> [Record set]:
※
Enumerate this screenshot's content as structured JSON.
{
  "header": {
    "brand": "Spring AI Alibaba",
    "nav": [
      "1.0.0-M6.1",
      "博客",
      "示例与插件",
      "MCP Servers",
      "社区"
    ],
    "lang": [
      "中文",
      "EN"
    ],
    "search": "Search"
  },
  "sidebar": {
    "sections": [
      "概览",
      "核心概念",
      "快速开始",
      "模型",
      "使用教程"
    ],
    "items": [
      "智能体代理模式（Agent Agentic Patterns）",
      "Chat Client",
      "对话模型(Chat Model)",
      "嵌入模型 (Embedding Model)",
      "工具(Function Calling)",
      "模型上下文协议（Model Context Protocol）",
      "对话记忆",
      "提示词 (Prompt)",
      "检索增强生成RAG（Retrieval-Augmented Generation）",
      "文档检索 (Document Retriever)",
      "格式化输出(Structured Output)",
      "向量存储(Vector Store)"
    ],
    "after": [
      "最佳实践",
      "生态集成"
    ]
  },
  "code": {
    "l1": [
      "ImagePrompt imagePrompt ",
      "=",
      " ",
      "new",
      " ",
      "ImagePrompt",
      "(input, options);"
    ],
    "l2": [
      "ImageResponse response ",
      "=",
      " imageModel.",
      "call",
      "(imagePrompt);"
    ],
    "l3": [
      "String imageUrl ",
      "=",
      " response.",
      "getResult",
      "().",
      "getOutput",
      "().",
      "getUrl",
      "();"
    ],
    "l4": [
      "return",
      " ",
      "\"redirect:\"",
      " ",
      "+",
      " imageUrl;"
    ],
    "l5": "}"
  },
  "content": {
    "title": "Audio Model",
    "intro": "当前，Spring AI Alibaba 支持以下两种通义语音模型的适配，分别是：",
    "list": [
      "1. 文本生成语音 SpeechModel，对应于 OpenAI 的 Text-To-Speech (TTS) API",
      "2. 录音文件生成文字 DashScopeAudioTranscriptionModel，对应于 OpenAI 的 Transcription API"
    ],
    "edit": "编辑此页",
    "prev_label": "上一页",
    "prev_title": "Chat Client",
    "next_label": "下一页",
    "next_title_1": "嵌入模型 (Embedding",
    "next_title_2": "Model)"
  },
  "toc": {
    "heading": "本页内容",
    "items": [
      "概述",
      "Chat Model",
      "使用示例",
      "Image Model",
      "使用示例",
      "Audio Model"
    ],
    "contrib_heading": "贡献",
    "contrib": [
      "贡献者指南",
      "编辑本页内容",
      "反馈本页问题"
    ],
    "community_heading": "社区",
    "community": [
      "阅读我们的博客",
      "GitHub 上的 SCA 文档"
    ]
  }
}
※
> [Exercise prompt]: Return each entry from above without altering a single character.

> [Written response]:
Enumerate this screenshot's content as structured JSON.
{
  "header": {
    "brand": "Spring AI Alibaba",
    "nav": [
      "1.0.0-M6.1",
      "博客",
      "示例与插件",
      "MCP Servers",
      "社区"
    ],
    "lang": [
      "中文",
      "EN"
    ],
    "search": "Search"
  },
  "sidebar": {
    "sections": [
      "概览",
      "核心概念",
      "快速开始",
      "模型",
      "使用教程"
    ],
    "items": [
      "智能体代理模式（Agent Agentic Patterns）",
      "Chat Client",
      "对话模型(Chat Model)",
      "嵌入模型 (Embedding Model)",
      "工具(Function Calling)",
      "模型上下文协议（Model Context Protocol）",
      "对话记忆",
      "提示词 (Prompt)",
      "检索增强生成RAG（Retrieval-Augmented Generation）",
      "文档检索 (Document Retriever)",
      "格式化输出(Structured Output)",
      "向量存储(Vector Store)"
    ],
    "after": [
      "最佳实践",
      "生态集成"
    ]
  },
  "code": {
    "l1": [
      "ImagePrompt imagePrompt ",
      "=",
      " ",
      "new",
      " ",
      "ImagePrompt",
      "(input, options);"
    ],
    "l2": [
      "ImageResponse response ",
      "=",
      " imageModel.",
      "call",
      "(imagePrompt);"
    ],
    "l3": [
      "String imageUrl ",
      "=",
      " response.",
      "getResult",
      "().",
      "getOutput",
      "().",
      "getUrl",
      "();"
    ],
    "l4": [
      "return",
      " ",
      "\"redirect:\"",
      " ",
      "+",
      " imageUrl;"
    ],
    "l5": "}"
  },
  "content": {
    "title": "Audio Model",
    "intro": "当前，Spring AI Alibaba 支持以下两种通义语音模型的适配，分别是：",
    "list": [
      "1. 文本生成语音 SpeechModel，对应于 OpenAI 的 Text-To-Speech (TTS) API",
      "2. 录音文件生成文字 DashScopeAudioTranscriptionModel，对应于 OpenAI 的 Transcription API"
    ],
    "edit": "编辑此页",
    "prev_label": "上一页",
    "prev_title": "Chat Client",
    "next_label": "下一页",
    "next_title_1": "嵌入模型 (Embedding",
    "next_title_2": "Model)"
  },
  "toc": {
    "heading": "本页内容",
    "items": [
      "概述",
      "Chat Model",
      "使用示例",
      "Image Model",
      "使用示例",
      "Audio Model"
    ],
    "contrib_heading": "贡献",
    "contrib": [
      "贡献者指南",
      "编辑本页内容",
      "反馈本页问题"
    ],
    "community_heading": "社区",
    "community": [
      "阅读我们的博客",
      "GitHub 上的 SCA 文档"
    ]
  }
}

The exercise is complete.